-  -- I see Steven Hurst has joined the "Let's attack the Tea Party at every turn" movement. If the "new class of Republicans" has such "outsized power," Steve, how is it that they, as you admitted elsewhere in your coverage, were only able to get "an anemic deal to cut the government deficit"? As to the supposed "anti-incumbent mood" Hurst frequently cites, I'm betting that it hardly extends to Washington politicians who have demonstrated their support of Tea Party values.
Other items on AP's checklist Hurst made sure he completed:
- Call Michele Bachmann an "ultraconservative" -- check.
- Make sure readers know Rick Perry is "a former Democrat" (22 years ago!) -- check.
- Criticize a Republican (in this case, Mitt Romney) who says something which is true, in this case that corporations are treated as persons before the law, as having given Democrats "a political gift" -- check.
- Remind people that Perry is from the same state as the eeeeeevil George W. Bush, in an ominous tone ("Perry's speaking style and swagger are eerily reminiscent of another Texas governor who made the transition to the national stage: President George W. Bush") -- check.
Getting back to Obama (and this is my personal take): This habit of his of appearing in the proximity of GOP candidates and leaders is something you'd normally see from supposedly overconfident authoritarians in banana republic countries attempting to intimidate their opponents by stalking them. It is immature, betrays immense insecurity, is certainly not presidential, and gives one the distinct sense that he has nothing better to do. Really?

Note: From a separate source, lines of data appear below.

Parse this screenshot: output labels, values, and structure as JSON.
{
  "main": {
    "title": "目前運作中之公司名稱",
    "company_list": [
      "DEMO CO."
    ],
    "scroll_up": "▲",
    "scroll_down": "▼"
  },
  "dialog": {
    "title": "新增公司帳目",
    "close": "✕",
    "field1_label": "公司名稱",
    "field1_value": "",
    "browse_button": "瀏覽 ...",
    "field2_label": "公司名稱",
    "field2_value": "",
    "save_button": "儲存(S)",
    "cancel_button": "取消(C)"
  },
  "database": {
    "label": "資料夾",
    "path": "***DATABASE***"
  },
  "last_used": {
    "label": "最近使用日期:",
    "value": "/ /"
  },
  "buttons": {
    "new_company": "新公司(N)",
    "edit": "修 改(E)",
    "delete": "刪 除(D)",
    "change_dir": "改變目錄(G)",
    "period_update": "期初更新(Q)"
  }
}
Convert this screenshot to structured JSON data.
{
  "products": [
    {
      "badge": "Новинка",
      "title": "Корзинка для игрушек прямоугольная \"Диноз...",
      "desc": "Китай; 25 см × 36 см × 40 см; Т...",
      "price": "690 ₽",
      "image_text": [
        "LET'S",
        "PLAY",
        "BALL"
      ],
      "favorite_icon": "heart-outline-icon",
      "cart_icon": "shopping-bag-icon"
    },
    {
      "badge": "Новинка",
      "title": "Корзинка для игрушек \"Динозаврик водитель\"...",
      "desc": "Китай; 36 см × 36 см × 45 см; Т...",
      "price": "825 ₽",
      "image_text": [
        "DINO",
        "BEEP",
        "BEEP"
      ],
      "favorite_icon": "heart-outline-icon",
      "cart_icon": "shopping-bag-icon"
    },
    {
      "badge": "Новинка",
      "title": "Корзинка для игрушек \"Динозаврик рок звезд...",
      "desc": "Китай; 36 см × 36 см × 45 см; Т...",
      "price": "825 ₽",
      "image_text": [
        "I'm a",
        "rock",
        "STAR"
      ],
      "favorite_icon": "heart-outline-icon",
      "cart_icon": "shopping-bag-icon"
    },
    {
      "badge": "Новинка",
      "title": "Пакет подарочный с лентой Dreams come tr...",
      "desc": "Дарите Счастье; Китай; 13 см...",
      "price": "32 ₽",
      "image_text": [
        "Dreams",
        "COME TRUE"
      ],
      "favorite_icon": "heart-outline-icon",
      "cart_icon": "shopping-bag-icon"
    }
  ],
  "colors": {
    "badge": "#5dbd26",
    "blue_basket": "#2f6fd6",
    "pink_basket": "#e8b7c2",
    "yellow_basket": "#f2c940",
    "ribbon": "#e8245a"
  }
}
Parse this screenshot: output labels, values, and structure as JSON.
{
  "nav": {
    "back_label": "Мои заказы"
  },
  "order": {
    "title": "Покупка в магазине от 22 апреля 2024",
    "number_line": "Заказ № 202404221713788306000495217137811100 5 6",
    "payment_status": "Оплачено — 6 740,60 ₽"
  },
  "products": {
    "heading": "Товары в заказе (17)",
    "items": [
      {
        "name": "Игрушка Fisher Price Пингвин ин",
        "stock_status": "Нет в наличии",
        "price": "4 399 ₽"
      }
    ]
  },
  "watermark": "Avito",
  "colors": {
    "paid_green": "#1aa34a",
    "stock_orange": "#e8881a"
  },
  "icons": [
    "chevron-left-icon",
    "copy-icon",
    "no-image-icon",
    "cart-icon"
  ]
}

Continued behavior of this nature will, I believe, prove counterproductive. I get the sense that the AP and Steven Hurst know this, but won't own up to knowing it.
Cross-posted at BizzyBlog.com.